Data extracts: Begin

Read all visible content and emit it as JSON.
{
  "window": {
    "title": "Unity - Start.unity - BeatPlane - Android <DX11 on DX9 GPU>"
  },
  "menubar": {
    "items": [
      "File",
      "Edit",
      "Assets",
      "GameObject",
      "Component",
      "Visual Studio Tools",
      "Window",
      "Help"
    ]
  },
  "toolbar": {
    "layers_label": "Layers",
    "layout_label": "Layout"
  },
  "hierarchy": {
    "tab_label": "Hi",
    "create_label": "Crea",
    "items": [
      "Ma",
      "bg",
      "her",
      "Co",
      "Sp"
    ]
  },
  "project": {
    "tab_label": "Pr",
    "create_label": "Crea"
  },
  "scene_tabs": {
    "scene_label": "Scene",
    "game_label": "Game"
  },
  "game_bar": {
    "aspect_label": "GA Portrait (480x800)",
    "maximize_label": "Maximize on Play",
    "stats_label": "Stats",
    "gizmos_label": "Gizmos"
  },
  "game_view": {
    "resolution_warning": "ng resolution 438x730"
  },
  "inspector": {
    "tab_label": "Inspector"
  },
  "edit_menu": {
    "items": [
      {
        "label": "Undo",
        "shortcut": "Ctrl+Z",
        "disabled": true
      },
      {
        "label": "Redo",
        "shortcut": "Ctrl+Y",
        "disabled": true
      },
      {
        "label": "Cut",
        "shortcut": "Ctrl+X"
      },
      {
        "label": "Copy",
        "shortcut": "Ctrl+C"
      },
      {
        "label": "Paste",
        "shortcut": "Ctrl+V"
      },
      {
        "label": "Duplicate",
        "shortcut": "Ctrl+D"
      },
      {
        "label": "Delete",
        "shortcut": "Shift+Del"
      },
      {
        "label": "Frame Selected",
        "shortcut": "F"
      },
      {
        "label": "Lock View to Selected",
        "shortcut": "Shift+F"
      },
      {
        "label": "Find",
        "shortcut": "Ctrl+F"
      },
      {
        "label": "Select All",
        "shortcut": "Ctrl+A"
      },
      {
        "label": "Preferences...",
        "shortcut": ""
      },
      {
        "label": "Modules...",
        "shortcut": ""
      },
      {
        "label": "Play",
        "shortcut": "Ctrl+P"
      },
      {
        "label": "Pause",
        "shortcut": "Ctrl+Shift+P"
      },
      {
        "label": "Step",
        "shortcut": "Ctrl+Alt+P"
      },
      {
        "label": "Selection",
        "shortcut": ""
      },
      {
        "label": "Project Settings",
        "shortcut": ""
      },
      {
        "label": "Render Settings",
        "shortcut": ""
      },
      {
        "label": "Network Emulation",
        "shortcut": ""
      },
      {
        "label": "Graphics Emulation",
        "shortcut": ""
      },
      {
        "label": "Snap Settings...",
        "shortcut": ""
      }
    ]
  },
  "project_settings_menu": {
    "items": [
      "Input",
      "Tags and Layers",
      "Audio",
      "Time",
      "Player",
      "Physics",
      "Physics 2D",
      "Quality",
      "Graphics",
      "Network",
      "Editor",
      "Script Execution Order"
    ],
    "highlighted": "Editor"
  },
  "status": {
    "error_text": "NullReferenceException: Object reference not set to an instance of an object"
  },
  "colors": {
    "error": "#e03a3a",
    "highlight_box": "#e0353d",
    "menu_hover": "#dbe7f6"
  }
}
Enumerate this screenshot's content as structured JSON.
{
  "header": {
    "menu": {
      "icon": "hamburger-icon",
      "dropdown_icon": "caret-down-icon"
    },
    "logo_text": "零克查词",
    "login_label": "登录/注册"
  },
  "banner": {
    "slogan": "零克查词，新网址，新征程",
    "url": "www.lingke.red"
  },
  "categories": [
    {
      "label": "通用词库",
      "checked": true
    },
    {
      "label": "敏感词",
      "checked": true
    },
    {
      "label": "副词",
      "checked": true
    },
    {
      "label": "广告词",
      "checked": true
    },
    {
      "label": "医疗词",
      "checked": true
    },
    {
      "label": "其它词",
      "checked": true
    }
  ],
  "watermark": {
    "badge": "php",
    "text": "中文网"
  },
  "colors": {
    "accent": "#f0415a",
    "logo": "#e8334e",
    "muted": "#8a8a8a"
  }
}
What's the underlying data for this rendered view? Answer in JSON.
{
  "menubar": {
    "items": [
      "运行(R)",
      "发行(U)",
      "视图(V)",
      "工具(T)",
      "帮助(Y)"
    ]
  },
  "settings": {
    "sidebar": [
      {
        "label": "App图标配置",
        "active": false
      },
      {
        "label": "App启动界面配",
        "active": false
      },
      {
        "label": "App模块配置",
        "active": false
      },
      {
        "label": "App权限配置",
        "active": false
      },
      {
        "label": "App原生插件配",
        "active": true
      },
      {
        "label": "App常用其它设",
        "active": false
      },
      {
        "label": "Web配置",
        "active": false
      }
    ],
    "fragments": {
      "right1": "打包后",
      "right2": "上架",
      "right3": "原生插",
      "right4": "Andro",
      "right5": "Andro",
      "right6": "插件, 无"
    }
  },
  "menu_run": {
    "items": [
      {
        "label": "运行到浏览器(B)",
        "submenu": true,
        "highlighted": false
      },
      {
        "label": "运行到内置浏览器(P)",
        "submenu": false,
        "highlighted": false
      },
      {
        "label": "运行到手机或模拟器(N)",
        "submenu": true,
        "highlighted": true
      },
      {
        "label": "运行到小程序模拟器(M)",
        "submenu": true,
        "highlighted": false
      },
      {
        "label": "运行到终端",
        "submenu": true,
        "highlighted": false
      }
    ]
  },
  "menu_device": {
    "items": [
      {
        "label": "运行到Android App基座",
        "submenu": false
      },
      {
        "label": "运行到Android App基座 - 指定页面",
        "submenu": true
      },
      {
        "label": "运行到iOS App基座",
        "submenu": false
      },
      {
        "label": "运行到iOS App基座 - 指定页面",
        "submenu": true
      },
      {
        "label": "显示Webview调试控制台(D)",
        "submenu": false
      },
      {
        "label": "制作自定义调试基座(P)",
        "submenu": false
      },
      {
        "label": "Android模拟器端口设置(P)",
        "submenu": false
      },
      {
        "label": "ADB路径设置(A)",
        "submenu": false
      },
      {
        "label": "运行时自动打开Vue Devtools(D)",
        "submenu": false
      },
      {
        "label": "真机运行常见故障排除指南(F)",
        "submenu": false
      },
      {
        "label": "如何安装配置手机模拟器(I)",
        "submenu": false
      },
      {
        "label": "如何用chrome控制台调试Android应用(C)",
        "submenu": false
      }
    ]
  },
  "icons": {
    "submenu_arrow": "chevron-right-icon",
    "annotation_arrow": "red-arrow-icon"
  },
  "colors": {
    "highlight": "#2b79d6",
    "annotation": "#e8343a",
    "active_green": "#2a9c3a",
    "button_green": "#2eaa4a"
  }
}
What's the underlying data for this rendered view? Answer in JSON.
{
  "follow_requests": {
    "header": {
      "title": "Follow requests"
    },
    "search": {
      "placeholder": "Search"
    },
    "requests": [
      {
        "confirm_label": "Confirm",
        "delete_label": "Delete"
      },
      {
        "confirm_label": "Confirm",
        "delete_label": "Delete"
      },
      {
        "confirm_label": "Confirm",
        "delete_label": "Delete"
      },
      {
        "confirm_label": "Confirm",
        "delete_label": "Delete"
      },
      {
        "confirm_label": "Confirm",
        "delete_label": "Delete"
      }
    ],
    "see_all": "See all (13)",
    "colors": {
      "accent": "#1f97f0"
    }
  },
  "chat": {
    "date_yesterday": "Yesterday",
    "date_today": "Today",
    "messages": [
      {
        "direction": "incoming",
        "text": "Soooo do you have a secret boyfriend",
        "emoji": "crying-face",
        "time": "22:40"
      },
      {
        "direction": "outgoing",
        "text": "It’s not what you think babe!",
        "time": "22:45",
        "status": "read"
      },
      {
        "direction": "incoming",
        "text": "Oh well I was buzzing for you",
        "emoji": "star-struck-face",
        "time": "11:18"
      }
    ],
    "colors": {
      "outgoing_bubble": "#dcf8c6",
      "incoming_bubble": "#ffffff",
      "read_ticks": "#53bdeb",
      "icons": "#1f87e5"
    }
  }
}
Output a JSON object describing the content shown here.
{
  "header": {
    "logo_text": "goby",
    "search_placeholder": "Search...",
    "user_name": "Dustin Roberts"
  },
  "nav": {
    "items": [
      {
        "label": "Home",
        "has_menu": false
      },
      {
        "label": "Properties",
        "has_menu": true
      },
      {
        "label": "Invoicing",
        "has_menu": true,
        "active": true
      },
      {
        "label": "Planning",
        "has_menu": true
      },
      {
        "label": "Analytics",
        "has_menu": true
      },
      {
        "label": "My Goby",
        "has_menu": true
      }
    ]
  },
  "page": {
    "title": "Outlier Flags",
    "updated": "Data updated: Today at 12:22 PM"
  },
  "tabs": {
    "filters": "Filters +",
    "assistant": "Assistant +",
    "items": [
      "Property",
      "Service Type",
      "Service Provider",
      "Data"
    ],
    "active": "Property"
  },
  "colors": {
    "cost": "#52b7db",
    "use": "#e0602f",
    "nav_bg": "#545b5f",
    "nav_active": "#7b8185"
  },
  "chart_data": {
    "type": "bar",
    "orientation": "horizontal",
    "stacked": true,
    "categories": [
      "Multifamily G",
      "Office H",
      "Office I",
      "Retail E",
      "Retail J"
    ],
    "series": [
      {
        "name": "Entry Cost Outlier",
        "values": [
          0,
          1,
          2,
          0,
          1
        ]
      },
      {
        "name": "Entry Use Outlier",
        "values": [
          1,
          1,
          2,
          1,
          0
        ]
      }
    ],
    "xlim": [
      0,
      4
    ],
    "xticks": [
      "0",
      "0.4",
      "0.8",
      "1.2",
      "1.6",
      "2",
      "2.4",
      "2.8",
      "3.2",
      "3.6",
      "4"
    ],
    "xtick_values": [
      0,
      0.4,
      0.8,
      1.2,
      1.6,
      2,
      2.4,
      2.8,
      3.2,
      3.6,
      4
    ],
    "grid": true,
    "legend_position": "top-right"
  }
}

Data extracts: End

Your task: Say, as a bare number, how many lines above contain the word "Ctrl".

Output for this task: 11